====== Dataset extract

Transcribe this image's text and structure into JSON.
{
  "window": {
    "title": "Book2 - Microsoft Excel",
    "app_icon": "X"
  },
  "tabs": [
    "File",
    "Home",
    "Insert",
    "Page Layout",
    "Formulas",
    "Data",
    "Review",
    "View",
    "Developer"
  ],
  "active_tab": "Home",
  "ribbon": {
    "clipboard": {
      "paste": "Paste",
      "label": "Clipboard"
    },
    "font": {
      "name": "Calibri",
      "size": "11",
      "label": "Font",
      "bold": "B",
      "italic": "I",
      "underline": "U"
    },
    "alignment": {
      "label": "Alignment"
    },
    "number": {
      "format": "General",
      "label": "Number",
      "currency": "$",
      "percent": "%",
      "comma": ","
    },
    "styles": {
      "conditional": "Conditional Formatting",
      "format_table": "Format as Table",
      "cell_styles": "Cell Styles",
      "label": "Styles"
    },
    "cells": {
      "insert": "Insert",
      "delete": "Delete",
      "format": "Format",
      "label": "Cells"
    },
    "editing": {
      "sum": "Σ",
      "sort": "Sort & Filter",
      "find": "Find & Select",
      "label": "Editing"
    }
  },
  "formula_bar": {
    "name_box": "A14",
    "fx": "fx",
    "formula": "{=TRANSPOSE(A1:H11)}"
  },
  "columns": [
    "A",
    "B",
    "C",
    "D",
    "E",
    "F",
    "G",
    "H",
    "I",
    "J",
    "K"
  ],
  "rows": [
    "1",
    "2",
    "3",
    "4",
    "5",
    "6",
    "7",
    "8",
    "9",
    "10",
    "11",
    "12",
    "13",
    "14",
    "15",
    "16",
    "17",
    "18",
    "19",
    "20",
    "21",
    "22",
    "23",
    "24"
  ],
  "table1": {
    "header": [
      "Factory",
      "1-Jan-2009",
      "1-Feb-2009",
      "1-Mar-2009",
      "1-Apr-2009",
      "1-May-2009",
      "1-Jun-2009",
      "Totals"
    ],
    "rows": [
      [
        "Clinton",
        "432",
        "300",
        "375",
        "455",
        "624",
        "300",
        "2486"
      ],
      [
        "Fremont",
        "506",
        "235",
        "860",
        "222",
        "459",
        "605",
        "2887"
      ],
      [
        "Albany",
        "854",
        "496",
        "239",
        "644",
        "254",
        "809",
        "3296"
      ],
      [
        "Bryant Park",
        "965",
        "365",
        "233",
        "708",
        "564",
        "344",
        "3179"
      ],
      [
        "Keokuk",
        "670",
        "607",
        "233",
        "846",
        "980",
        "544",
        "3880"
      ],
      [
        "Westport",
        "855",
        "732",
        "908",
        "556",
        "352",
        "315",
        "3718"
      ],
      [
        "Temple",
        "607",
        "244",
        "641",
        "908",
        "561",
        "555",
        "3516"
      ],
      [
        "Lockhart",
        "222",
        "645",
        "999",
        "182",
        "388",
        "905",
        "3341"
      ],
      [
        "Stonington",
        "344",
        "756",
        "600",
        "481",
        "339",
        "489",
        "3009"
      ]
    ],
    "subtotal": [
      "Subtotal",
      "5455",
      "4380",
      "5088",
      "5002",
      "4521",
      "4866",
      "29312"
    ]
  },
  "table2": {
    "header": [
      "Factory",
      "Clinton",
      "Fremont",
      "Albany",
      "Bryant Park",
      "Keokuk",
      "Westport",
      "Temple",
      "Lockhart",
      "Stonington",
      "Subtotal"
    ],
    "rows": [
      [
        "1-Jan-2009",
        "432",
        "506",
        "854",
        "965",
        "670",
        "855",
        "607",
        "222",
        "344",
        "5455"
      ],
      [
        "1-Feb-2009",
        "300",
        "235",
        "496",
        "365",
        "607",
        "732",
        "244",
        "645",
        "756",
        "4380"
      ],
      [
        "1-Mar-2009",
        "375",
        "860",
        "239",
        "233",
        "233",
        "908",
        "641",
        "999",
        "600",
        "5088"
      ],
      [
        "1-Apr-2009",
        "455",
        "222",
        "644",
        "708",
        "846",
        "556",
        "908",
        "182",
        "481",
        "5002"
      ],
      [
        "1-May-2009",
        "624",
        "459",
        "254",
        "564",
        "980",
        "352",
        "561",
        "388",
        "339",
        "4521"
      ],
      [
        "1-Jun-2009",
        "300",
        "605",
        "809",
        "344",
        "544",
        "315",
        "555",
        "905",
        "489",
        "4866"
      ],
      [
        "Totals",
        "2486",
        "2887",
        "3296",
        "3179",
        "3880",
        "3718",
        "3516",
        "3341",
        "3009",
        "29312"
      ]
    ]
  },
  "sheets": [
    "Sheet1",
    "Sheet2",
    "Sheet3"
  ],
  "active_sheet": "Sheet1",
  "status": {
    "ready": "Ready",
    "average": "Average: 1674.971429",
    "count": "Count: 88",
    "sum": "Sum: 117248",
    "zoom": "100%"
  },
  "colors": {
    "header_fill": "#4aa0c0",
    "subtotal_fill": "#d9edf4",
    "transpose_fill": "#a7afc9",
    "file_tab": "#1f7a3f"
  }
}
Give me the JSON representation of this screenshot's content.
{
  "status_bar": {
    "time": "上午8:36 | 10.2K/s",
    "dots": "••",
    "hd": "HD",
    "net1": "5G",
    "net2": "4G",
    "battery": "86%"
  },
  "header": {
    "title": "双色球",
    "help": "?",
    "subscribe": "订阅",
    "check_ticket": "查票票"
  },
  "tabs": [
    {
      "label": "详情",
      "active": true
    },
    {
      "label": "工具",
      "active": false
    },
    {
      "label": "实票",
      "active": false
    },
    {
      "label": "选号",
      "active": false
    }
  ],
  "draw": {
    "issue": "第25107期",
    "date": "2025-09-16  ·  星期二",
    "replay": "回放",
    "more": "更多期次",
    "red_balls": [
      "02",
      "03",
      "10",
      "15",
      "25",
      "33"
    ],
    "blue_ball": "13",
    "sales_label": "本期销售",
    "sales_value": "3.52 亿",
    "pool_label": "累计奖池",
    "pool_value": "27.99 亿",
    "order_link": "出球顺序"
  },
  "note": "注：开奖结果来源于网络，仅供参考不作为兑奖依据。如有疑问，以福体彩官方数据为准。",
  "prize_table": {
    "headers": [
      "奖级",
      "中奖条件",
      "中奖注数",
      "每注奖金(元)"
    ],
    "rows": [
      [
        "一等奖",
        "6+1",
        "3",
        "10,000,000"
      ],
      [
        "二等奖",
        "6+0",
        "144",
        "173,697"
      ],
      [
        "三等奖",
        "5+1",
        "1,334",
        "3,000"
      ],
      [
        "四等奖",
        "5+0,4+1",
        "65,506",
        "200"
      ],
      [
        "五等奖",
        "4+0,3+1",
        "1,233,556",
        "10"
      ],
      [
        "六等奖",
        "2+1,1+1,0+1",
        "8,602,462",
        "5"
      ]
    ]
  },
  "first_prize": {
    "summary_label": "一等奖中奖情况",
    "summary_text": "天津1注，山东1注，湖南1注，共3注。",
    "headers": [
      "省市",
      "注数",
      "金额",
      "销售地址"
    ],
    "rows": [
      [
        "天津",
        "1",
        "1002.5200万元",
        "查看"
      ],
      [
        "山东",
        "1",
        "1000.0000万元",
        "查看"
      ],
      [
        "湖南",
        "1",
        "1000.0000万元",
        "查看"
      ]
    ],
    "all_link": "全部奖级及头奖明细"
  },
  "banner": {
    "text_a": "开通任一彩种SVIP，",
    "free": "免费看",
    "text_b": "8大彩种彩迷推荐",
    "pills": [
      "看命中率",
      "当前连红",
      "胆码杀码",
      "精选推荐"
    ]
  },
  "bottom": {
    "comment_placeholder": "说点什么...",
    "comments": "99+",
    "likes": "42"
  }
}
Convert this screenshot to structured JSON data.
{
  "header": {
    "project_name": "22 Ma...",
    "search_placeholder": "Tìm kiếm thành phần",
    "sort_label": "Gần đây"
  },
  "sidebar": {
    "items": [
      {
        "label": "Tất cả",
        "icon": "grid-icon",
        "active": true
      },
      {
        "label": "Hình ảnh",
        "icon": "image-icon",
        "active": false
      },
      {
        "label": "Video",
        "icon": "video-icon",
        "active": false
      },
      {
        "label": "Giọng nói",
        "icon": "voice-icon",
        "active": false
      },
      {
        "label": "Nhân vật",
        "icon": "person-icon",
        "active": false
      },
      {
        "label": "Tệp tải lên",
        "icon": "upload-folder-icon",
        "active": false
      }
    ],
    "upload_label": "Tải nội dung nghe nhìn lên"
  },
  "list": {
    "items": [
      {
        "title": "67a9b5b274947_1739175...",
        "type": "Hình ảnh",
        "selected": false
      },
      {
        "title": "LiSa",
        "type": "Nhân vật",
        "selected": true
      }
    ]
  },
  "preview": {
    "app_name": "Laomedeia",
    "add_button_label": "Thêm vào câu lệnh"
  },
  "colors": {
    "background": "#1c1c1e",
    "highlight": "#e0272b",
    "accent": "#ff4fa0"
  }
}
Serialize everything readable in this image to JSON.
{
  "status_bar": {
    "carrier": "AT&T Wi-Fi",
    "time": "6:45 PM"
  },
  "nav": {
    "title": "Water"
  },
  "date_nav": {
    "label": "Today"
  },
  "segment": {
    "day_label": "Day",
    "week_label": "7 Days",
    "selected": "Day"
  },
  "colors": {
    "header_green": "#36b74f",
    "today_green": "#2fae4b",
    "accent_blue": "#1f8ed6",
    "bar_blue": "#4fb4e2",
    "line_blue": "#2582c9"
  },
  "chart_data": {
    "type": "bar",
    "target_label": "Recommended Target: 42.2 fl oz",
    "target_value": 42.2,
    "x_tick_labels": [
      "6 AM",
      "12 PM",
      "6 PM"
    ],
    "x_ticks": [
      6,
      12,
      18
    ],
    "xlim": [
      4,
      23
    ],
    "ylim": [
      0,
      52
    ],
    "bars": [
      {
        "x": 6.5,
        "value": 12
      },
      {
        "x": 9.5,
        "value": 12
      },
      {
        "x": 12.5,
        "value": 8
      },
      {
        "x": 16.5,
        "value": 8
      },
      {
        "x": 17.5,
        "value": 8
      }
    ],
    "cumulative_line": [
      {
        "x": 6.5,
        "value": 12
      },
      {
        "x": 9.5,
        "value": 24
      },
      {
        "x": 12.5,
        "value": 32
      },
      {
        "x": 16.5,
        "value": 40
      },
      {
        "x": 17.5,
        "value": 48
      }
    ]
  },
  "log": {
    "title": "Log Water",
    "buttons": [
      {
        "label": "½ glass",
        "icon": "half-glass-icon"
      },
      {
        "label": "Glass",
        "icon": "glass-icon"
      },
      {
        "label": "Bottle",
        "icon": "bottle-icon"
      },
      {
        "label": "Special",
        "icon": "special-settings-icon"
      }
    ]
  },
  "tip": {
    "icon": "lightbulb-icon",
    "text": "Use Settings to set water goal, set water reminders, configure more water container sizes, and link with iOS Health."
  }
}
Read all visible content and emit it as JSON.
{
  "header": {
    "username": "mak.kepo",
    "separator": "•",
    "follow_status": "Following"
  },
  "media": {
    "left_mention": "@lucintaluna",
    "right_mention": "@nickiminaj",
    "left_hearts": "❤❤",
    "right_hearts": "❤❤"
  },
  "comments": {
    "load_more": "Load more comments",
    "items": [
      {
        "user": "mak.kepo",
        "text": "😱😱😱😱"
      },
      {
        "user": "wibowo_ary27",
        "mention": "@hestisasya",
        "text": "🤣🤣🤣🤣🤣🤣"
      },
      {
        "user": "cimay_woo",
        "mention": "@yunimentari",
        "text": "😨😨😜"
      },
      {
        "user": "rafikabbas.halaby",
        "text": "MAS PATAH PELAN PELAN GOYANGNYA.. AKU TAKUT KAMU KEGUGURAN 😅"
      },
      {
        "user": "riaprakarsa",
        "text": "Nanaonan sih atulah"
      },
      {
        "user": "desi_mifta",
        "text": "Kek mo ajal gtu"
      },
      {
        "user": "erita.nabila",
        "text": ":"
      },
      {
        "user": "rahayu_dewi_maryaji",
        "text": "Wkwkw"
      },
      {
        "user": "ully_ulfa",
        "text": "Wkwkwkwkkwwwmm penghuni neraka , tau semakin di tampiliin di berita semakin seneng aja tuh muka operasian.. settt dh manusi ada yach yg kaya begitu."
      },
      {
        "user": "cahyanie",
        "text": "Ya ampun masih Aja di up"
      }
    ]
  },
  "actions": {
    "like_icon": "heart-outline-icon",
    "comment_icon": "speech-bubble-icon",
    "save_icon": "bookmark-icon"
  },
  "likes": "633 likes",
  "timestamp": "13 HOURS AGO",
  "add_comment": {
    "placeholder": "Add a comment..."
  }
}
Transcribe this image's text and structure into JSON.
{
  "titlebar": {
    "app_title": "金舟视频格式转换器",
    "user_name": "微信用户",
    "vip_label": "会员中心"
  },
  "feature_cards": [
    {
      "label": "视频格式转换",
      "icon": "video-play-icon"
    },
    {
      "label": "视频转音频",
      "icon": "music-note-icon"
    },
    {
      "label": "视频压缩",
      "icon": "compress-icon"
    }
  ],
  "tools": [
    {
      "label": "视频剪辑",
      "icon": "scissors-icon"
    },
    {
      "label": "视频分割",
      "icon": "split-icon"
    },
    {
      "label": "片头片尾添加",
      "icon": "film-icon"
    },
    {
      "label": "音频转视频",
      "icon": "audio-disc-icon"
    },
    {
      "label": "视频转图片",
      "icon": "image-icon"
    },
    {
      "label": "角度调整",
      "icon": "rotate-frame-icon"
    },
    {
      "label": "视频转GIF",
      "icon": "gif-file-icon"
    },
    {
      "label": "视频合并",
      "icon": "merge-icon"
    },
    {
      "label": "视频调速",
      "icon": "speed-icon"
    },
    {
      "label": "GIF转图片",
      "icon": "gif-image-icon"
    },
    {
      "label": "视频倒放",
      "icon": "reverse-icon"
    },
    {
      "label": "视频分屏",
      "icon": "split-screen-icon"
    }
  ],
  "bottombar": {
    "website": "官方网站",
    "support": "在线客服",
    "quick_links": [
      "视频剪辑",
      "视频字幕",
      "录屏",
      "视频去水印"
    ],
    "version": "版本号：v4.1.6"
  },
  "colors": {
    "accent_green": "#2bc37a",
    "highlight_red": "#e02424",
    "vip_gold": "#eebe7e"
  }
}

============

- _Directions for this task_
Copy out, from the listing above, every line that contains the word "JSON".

- _Result of this task_
Transcribe this image's text and structure into JSON.
Give me the JSON representation of this screenshot's content.
Convert this screenshot to structured JSON data.
Serialize everything readable in this image to JSON.
Read all visible content and emit it as JSON.
Transcribe this image's text and structure into JSON.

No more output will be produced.